After all, between our hectic schedules, noisy neighbours and constantly pinging phones, it can be hard to drift off at the end of the day, let alone snag the seven to nine hours of sleep that experts recommend we get every night.

And while we stand by the soothing powers of hacks including pink noise, a bedtime podcast and even a glass of tart cherry juice, we’re always happy to add another sleep shortcut to our repertoire.

So we’re intrigued by the latest recommendation for a good night of sleep which, conversely, points towards eating a very specific type of breakfast in order to guarantee a restful night.

Namely, it states we should be eating precisely eight almonds and two dates within half an hour of waking to maximise our chances of getting the perfect night of sleep.

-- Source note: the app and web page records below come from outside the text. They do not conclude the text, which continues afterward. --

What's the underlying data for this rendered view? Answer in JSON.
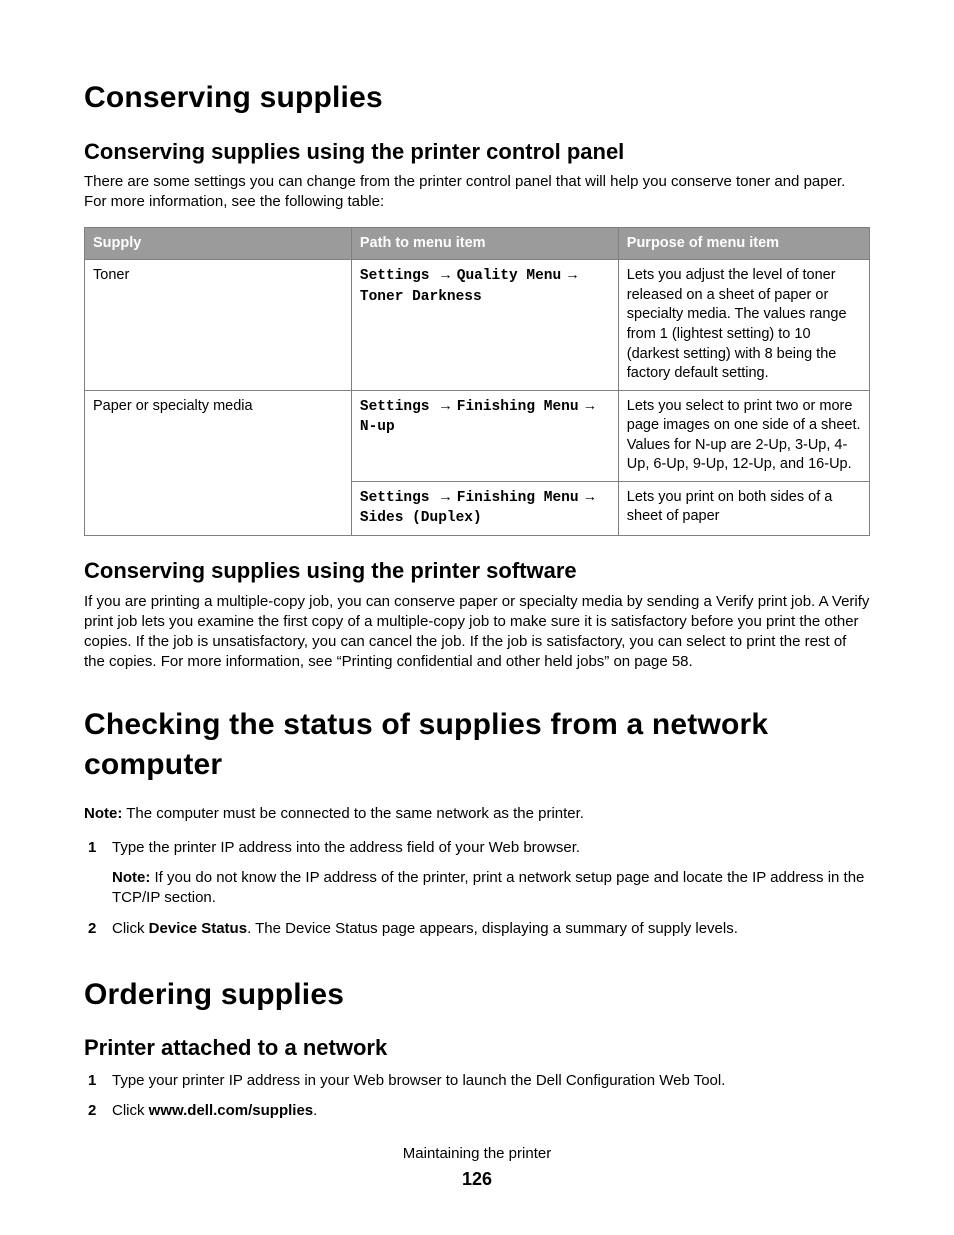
{
  "s1": {
    "h": "Conserving supplies",
    "sub1": {
      "h": "Conserving supplies using the printer control panel",
      "p": "There are some settings you can change from the printer control panel that will help you conserve toner and paper. For more information, see the following table:",
      "table": {
        "head": {
          "c1": "Supply",
          "c2": "Path to menu item",
          "c3": "Purpose of menu item"
        },
        "rows": [
          {
            "supply": "Toner",
            "path_pre": "Settings ",
            "path_mid1": "Quality Menu",
            "path_end": "Toner Darkness",
            "purpose": "Lets you adjust the level of toner released on a sheet of paper or specialty media. The values range from 1 (lightest setting) to 10 (darkest setting) with 8 being the factory default setting."
          },
          {
            "supply": "Paper or specialty media",
            "path_pre": "Settings ",
            "path_mid1": "Finishing Menu",
            "path_end": "N-up",
            "purpose": "Lets you select to print two or more page images on one side of a sheet. Values for N-up are 2-Up, 3-Up, 4-Up, 6-Up, 9-Up, 12-Up, and 16-Up."
          },
          {
            "supply": "",
            "path_pre": "Settings ",
            "path_mid1": "Finishing Menu",
            "path_end": "Sides (Duplex)",
            "purpose": "Lets you print on both sides of a sheet of paper"
          }
        ]
      }
    },
    "sub2": {
      "h": "Conserving supplies using the printer software",
      "p": "If you are printing a multiple-copy job, you can conserve paper or specialty media by sending a Verify print job. A Verify print job lets you examine the first copy of a multiple-copy job to make sure it is satisfactory before you print the other copies. If the job is unsatisfactory, you can cancel the job. If the job is satisfactory, you can select to print the rest of the copies. For more information, see “Printing confidential and other held jobs” on page 58."
    }
  },
  "s2": {
    "h": "Checking the status of supplies from a network computer",
    "note_label": "Note:",
    "note_text": " The computer must be connected to the same network as the printer.",
    "steps": {
      "n1": "1",
      "t1": "Type the printer IP address into the address field of your Web browser.",
      "sub_note_label": "Note:",
      "sub_note_text": " If you do not know the IP address of the printer, print a network setup page and locate the IP address in the TCP/IP section.",
      "n2": "2",
      "t2_pre": "Click ",
      "t2_bold": "Device Status",
      "t2_post": ". The Device Status page appears, displaying a summary of supply levels."
    }
  },
  "s3": {
    "h": "Ordering supplies",
    "sub1": {
      "h": "Printer attached to a network",
      "steps": {
        "n1": "1",
        "t1": "Type your printer IP address in your Web browser to launch the Dell Configuration Web Tool.",
        "n2": "2",
        "t2_pre": "Click ",
        "t2_bold": "www.dell.com/supplies",
        "t2_post": "."
      }
    }
  },
  "footer": {
    "line1": "Maintaining the printer",
    "line2": "126"
  },
  "arrow": " → "
}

The recommendation was made by Dr Nerina Ramlakhan, a sleep therapist and author of Tired But Wired: How to Overcome Your Sleep Problems.

According to Dr Ramlakhan, the assortment of fruit and nuts can help the body produce melatonin, a hormone needed for a good night of sleep. It also provides the perfect mix of protein, fat and carbohydrate to kickstart the body’s metabolism and stabilise blood sugar first thing in the morning.

“Believe it or not, eating breakfast can help you sleep,” Dr Ramlakhan told The Telegraph.

“It’s as simple as this, if you don’t breakfast, your body believes it is living in famine and produces stress hormones that are not conducive to restful sleep.

But by eating breakfast, you’re letting your body know there is enough food and you are living in safety, which in turn switches on your sleep, energy systems.”

Insomnia and sleep issues affect as many as one in three people in the UK, with experts warning of a “sleep deprivation epidemic” in the Western world.

However, not everyone requires the recommended seven to nine hours of sleep every night, with genes, age and lifestyle factors all affecting how much kip we really need to function at our best.

But if you’re having issues nodding off or staying asleep, there are numerous resources that can help, including the Sleep Council’s guide to creating the perfect sleep environment and these tips from the NHS.

Images: iStock / Random House